If your aquarium has high levels of ammonia, it makes the fish produce extra mucus. As a result, it reduces the effectiveness of the gills, as it hampers them to inhale oxygen as usual.
On the contrary, excess nitrate in the aquarium leads to changes in hemoglobin, which is in charge of carrying oxygen in the blood. As a result, the fish gasps for oxygen even more.
Type Of Fish
Surprisingly, not every fish you see swimming at the top of the aquarium tank is gasping for oxygen. Some types of fish love swimming at the top of the tank. So, before you conclude that it lacks oxygen, you should learn more about the kind of fish you’ve in the aquarium.
The types of fish that love swimming at the top of the tank are hatchet fish, zebrafish, and guppies. These fish naturally swim at the surface in the wild to access food first.
However, if any of these surface fish stay in one place for long and show signs of gasping, it should indicate low levels of oxygen in the water.
Associative Learning In Fish
At times, fish swimming at the top of the tank doesn’t mean there’s a problem. Some fish types have a sharp mind and can learn and remember the time that you always feed them.
Hence, they may link your presence in the room with feeding them. This is common if you usually feed them at a specific time.
Temperature and heating are other possible causes of your fish swimming at the top of the aquarium. Note that warm water holds less oxygen. Therefore, you should always keep an eye on your aquarium and ensure that the water temperature is fine.
It should not heat up as this will affect the level of oxygen in the aquarium. You may be forced to change water frequently in the summer.
Besides, the aquarium heater may also malfunction. If this happens, the water may overheat and cause oxygen levels to drop drastically. In such a case, you should replace the heater immediately as increased temperatures can kill your fish.
Having excess fish in the aquarium can also cause dissolved oxygen levels to drop in the tank. This is because the overstocked fish will be competing for the same air while polluting the water. Within a short period, you will see your fish swimming at the top of the tank and gasping for air.
To avoid such a problem, you should inspect the capacity of your aquarium and stick to the “one gallon per inch of adult fish” rule. This will enlighten you if you have added more fish than the aquarium can handle.
Aside from that, you will have to consider that some fish are very aggressive, while others are larger.
If you notice that the fish in your aquarium is swimming at the top of the tank, you should take quick action to save them.
Low oxygen levels, diseases, excess ammonia, dissolved gases, or even excess nitrate can suffocate your fish to death.

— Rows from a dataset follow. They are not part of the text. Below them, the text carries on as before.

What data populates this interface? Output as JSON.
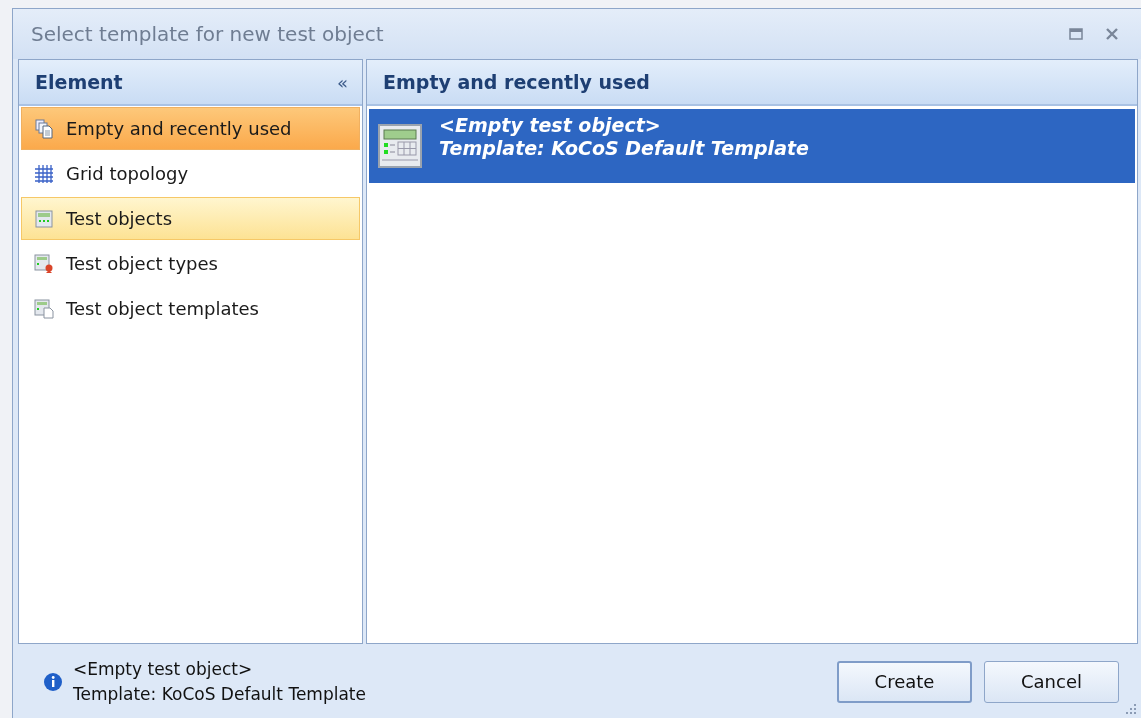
{
  "window": {
    "title": "Select template for new test object"
  },
  "sidebar": {
    "title": "Element",
    "collapse": "«",
    "items": [
      {
        "label": "Empty and recently used",
        "kind": "copies",
        "selected": true,
        "hot": false
      },
      {
        "label": "Grid topology",
        "kind": "grid",
        "selected": false,
        "hot": false
      },
      {
        "label": "Test objects",
        "kind": "device",
        "selected": false,
        "hot": true
      },
      {
        "label": "Test object types",
        "kind": "device-type",
        "selected": false,
        "hot": false
      },
      {
        "label": "Test object templates",
        "kind": "device-template",
        "selected": false,
        "hot": false
      }
    ]
  },
  "content": {
    "title": "Empty and recently used",
    "items": [
      {
        "name": "<Empty test object>",
        "template": "Template: KoCoS Default Template",
        "selected": true
      }
    ]
  },
  "footer": {
    "info_lines": [
      "<Empty test object>",
      "Template: KoCoS Default Template"
    ],
    "buttons": [
      "Create",
      "Cancel"
    ]
  }
}
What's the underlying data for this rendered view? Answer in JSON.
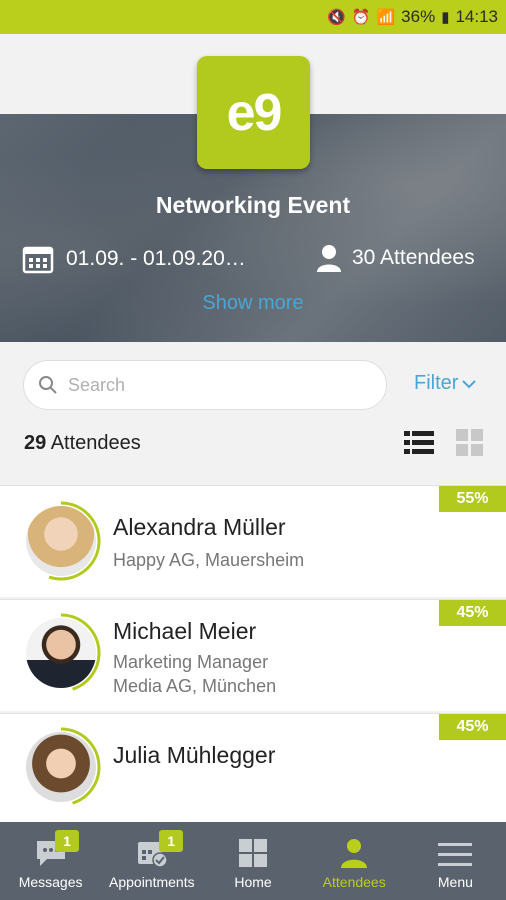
{
  "status_bar": {
    "battery": "36%",
    "time": "14:13"
  },
  "event": {
    "logo_text": "e9",
    "title": "Networking Event",
    "date": "01.09. - 01.09.20…",
    "attendees": "30 Attendees",
    "show_more": "Show more"
  },
  "search": {
    "placeholder": "Search",
    "filter_label": "Filter"
  },
  "list": {
    "count": "29",
    "count_label": " Attendees",
    "items": [
      {
        "name": "Alexandra Müller",
        "line1": "Happy AG, Mauersheim",
        "line2": "",
        "match": "55%",
        "match_value": 0.55
      },
      {
        "name": "Michael Meier",
        "line1": "Marketing Manager",
        "line2": "Media AG, München",
        "match": "45%",
        "match_value": 0.45
      },
      {
        "name": "Julia Mühlegger",
        "line1": "",
        "line2": "",
        "match": "45%",
        "match_value": 0.45
      }
    ]
  },
  "nav": {
    "messages": {
      "label": "Messages",
      "badge": "1"
    },
    "appointments": {
      "label": "Appointments",
      "badge": "1"
    },
    "home": {
      "label": "Home"
    },
    "attendees": {
      "label": "Attendees"
    },
    "menu": {
      "label": "Menu"
    }
  },
  "colors": {
    "accent": "#b2c91e",
    "link": "#4aa6d4",
    "nav_bg": "#5a636d"
  }
}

As a result, you should find a solution as quickly as possible to avoid suffocating your beloved fish.
Besides, you should also maintain good aquarium practices such as checking the water temperature and PH levels. Also, you should regularly aerate the water by changing one-third of the water more regularly. We hope that you have found the answers that you’ve been looking for!
Zoey is a long-time pet owner and animal rights advocate, a vital part of Purrfect n’ Pawesome. She shares her unique experiences and learnings with her readers to enhance their understanding of pet behavior and nutrition. Along with being an active pet writer, she volunteers at multiple animal shelters, rescue centres with some bespokenly awesome pets.
Zoey has a lot to share when raising the pets and spending life being their true friends. She has a quite pampered Persian cat and a Ragdoll, whom she loves the most. Readout her blogs to know more about being a responsible parent to your beloved pets.
“I love to be around cats and dogs; that’s my passion and my trick to get away from all the negativity and soaking in unconditional love and affection. Being attached to this platform gives me the reason to be vocal about pet love, care, and nurturing. Although I am not an expert or veterinarian by any means, I have a lot of experience and learnings to share with my fellow readers.”